**Problem**. Although pictures appear in the records, the copy must leave them out and match everything else exactly.
[Start of section]
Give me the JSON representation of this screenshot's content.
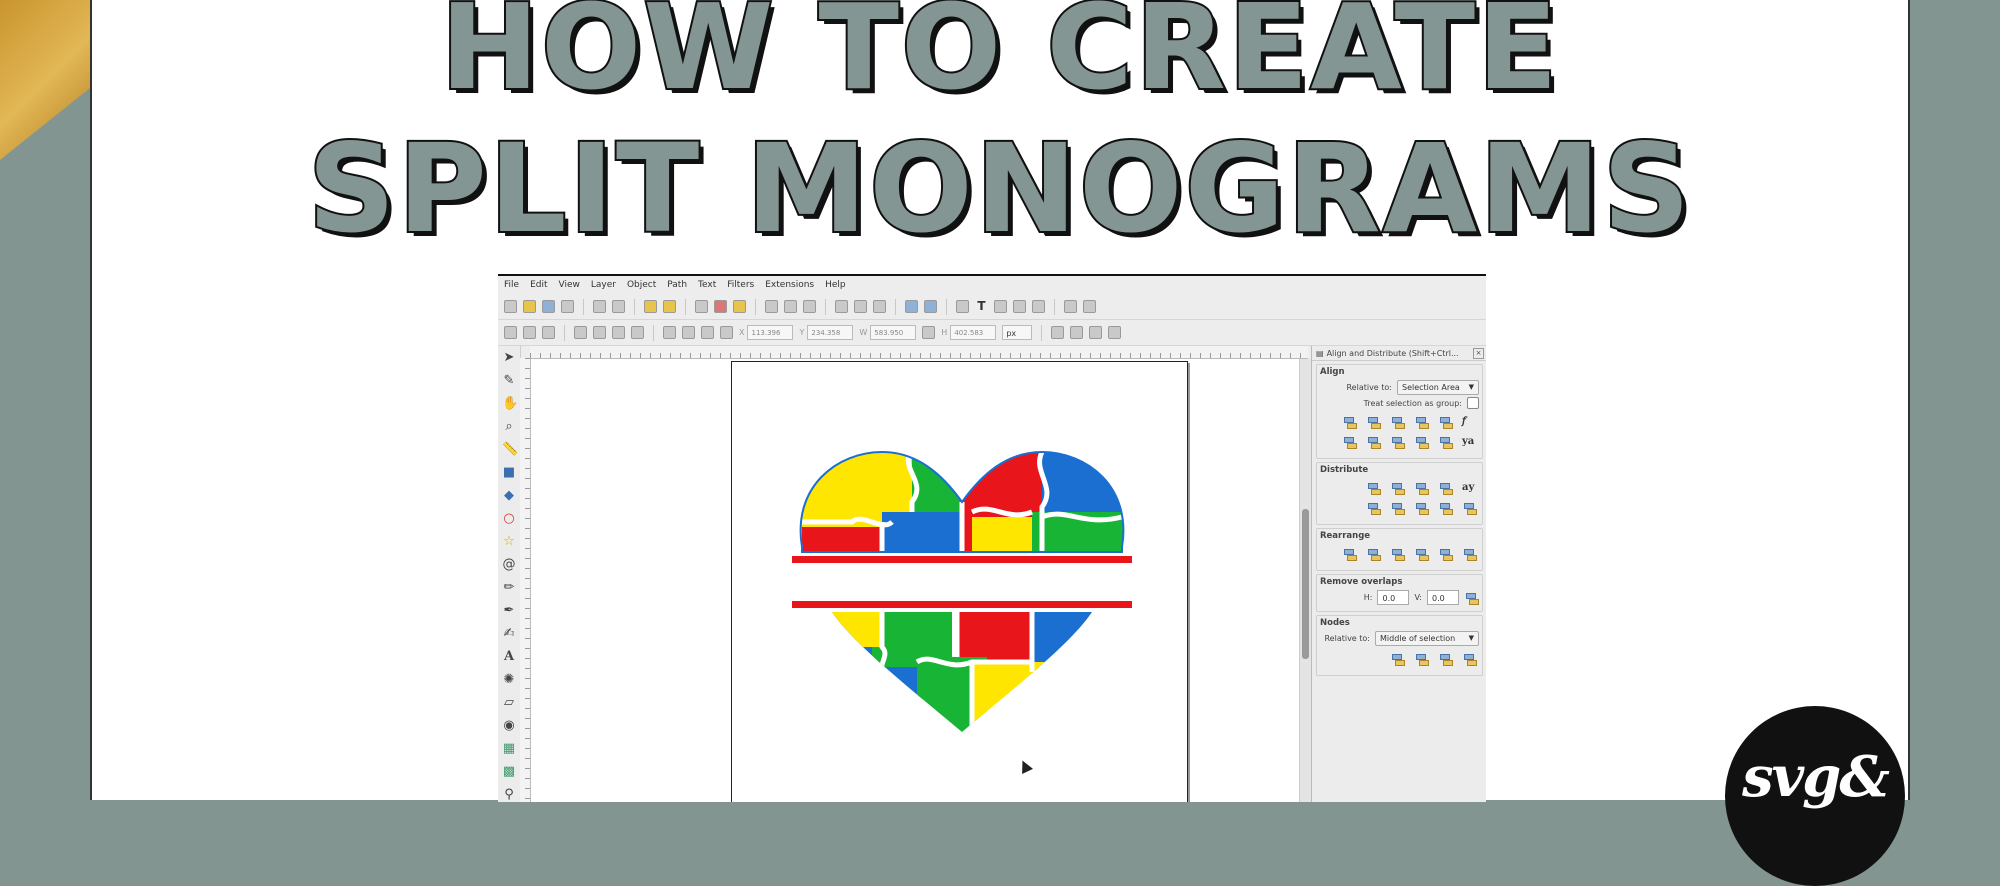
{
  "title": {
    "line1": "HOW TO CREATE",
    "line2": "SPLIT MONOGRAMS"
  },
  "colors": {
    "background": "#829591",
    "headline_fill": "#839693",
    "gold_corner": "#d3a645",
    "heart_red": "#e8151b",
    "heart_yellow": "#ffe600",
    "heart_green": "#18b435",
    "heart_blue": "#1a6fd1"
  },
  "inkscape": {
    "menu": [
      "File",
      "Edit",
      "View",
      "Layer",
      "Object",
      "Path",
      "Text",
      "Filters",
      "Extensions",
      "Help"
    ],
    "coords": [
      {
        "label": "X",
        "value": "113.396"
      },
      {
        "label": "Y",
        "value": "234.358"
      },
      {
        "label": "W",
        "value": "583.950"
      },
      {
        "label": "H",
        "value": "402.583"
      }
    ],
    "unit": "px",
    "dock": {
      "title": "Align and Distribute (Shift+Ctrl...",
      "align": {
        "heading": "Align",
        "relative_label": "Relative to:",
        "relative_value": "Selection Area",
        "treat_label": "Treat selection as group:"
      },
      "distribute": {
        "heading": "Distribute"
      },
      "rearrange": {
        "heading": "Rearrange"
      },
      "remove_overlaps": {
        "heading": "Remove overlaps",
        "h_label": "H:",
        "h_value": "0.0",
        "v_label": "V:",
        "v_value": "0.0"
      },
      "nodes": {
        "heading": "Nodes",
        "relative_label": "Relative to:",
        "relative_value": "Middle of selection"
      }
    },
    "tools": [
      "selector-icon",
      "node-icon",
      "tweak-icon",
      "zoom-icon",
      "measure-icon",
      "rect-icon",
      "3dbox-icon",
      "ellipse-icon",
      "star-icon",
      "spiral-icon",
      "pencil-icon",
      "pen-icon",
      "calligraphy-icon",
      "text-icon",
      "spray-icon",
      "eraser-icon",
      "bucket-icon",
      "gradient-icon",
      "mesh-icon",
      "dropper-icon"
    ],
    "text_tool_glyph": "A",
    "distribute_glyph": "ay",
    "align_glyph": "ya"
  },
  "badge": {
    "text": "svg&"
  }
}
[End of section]
**Result of the exercise**.
Give me the JSON representation of this screenshot's content.
{
  "title": {
    "line1": "HOW TO CREATE",
    "line2": "SPLIT MONOGRAMS"
  },
  "colors": {
    "background": "#829591",
    "headline_fill": "#839693",
    "gold_corner": "#d3a645",
    "heart_red": "#e8151b",
    "heart_yellow": "#ffe600",
    "heart_green": "#18b435",
    "heart_blue": "#1a6fd1"
  },
  "inkscape": {
    "menu": [
      "File",
      "Edit",
      "View",
      "Layer",
      "Object",
      "Path",
      "Text",
      "Filters",
      "Extensions",
      "Help"
    ],
    "coords": [
      {
        "label": "X",
        "value": "113.396"
      },
      {
        "label": "Y",
        "value": "234.358"
      },
      {
        "label": "W",
        "value": "583.950"
      },
      {
        "label": "H",
        "value": "402.583"
      }
    ],
    "unit": "px",
    "dock": {
      "title": "Align and Distribute (Shift+Ctrl...",
      "align": {
        "heading": "Align",
        "relative_label": "Relative to:",
        "relative_value": "Selection Area",
        "treat_label": "Treat selection as group:"
      },
      "distribute": {
        "heading": "Distribute"
      },
      "rearrange": {
        "heading": "Rearrange"
      },
      "remove_overlaps": {
        "heading": "Remove overlaps",
        "h_label": "H:",
        "h_value": "0.0",
        "v_label": "V:",
        "v_value": "0.0"
      },
      "nodes": {
        "heading": "Nodes",
        "relative_label": "Relative to:",
        "relative_value": "Middle of selection"
      }
    },
    "tools": [
      "selector-icon",
      "node-icon",
      "tweak-icon",
      "zoom-icon",
      "measure-icon",
      "rect-icon",
      "3dbox-icon",
      "ellipse-icon",
      "star-icon",
      "spiral-icon",
      "pencil-icon",
      "pen-icon",
      "calligraphy-icon",
      "text-icon",
      "spray-icon",
      "eraser-icon",
      "bucket-icon",
      "gradient-icon",
      "mesh-icon",
      "dropper-icon"
    ],
    "text_tool_glyph": "A",
    "distribute_glyph": "ay",
    "align_glyph": "ya"
  },
  "badge": {
    "text": "svg&"
  }
}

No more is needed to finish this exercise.